Across all retail verticals, in every region of the world, suppliers pay retailers to position and promote their products inside physical environments. So why don’t they do it online?
There are several factors behind the challenge of online merchandising, the combined result of which is that supplier funding on retail websites has been largely underutilised.
Firstly, the way people shop online can be fundamentally different to the way they shop in store.
Groceries are a good example. Online, customers have a favourites section, and they have already added products into that section, often by scanning a till receipt from a visit to a store. The favourites section is where their journey starts, and often ends. Customers don’t browse, and it’s difficult to tempt them into new products or impulse buys.
Digital merchandising space
The underlying technical infrastructure that drives many retail platforms can also make it difficult to create space available for merchandising.
Almost every page on retail websites is sorted into the default order of bestselling or low to high. The difference between physical and digital retail environments is striking.
In a physical store, you don’t rearrange your shelves every week by bestselling. You absolutely could, but you don’t, because you know that there’s a better way to merchandise the space.
A third challenge is that when suppliers want to support products in a physical store, retailers know the value of that space.
They understand the most in-demand locations. However this same process doesn’t work as well online.
“To sell digital merchandising space consistently across the week is challenging – it’s better to do it in real time”
Simon Harrow, Elevaate
Using a rate card to determine the price of online space leads to both undervaluing and overvaluing locations. In certain verticals the amount of transactions varies widely from day to day.
So to sell digital merchandising space consistently across the week is actually quite challenging – it’s better to do it in real time.
The retailer monetises the peak to get more money up front, and the outcome for the supplier is that they’ve driven sales, volume, and profit.
Until now, it’s been difficult to get online retailers to merchandise and promote product in the same way as happens in physical stores. Making this possible online unlocks millions in supplier funding for retailers, while increasing awareness and sales for suppliers. It’s an evolution in merchandising that creates value for everyone.
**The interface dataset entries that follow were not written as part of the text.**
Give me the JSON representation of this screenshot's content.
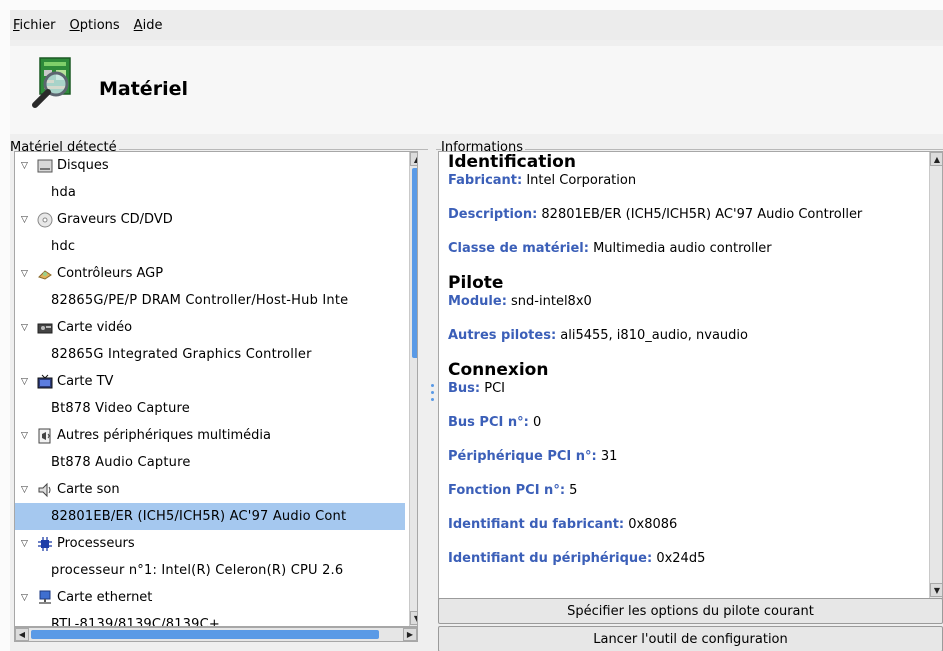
{
  "menubar": {
    "items": [
      {
        "accel": "F",
        "rest": "ichier"
      },
      {
        "accel": "O",
        "rest": "ptions"
      },
      {
        "accel": "A",
        "rest": "ide"
      }
    ]
  },
  "header": {
    "title": "Matériel",
    "icon": "hardware-magnifier-icon"
  },
  "left_panel": {
    "label": "Matériel détecté",
    "tree": [
      {
        "category": "Disques",
        "icon": "disk-icon",
        "items": [
          "hda"
        ]
      },
      {
        "category": "Graveurs CD/DVD",
        "icon": "cdrom-icon",
        "items": [
          "hdc"
        ]
      },
      {
        "category": "Contrôleurs AGP",
        "icon": "agp-icon",
        "items": [
          "82865G/PE/P DRAM Controller/Host-Hub Inte"
        ]
      },
      {
        "category": "Carte vidéo",
        "icon": "video-card-icon",
        "items": [
          "82865G Integrated Graphics Controller"
        ]
      },
      {
        "category": "Carte TV",
        "icon": "tv-card-icon",
        "items": [
          "Bt878 Video Capture"
        ]
      },
      {
        "category": "Autres périphériques multimédia",
        "icon": "multimedia-icon",
        "items": [
          "Bt878 Audio Capture"
        ]
      },
      {
        "category": "Carte son",
        "icon": "speaker-icon",
        "items": [
          "82801EB/ER (ICH5/ICH5R) AC'97 Audio Cont"
        ]
      },
      {
        "category": "Processeurs",
        "icon": "cpu-icon",
        "items": [
          "processeur n°1: Intel(R) Celeron(R) CPU 2.6"
        ]
      },
      {
        "category": "Carte ethernet",
        "icon": "network-icon",
        "items": [
          "RTL-8139/8139C/8139C+"
        ]
      }
    ],
    "selected": "82801EB/ER (ICH5/ICH5R) AC'97 Audio Cont"
  },
  "right_panel": {
    "label": "Informations",
    "identification": {
      "title": "Identification",
      "fabricant_k": "Fabricant:",
      "fabricant_v": " Intel Corporation",
      "description_k": "Description:",
      "description_v": " 82801EB/ER (ICH5/ICH5R) AC'97 Audio Controller",
      "classe_k": "Classe de matériel:",
      "classe_v": " Multimedia audio controller"
    },
    "pilote": {
      "title": "Pilote",
      "module_k": "Module:",
      "module_v": " snd-intel8x0",
      "autres_k": "Autres pilotes:",
      "autres_v": " ali5455, i810_audio, nvaudio"
    },
    "connexion": {
      "title": "Connexion",
      "bus_k": "Bus:",
      "bus_v": " PCI",
      "buspci_k": "Bus PCI n°:",
      "buspci_v": " 0",
      "periph_k": "Périphérique PCI n°:",
      "periph_v": " 31",
      "fonction_k": "Fonction PCI n°:",
      "fonction_v": " 5",
      "idfab_k": "Identifiant du fabricant:",
      "idfab_v": " 0x8086",
      "idper_k": "Identifiant du périphérique:",
      "idper_v": " 0x24d5"
    }
  },
  "buttons": {
    "driver_options": "Spécifier les options du pilote courant",
    "config_tool": "Lancer l'outil de configuration"
  }
}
- Simon Harrow, chief executive at digital merchandising firm Elevaate and former Kiddicare chief operating officer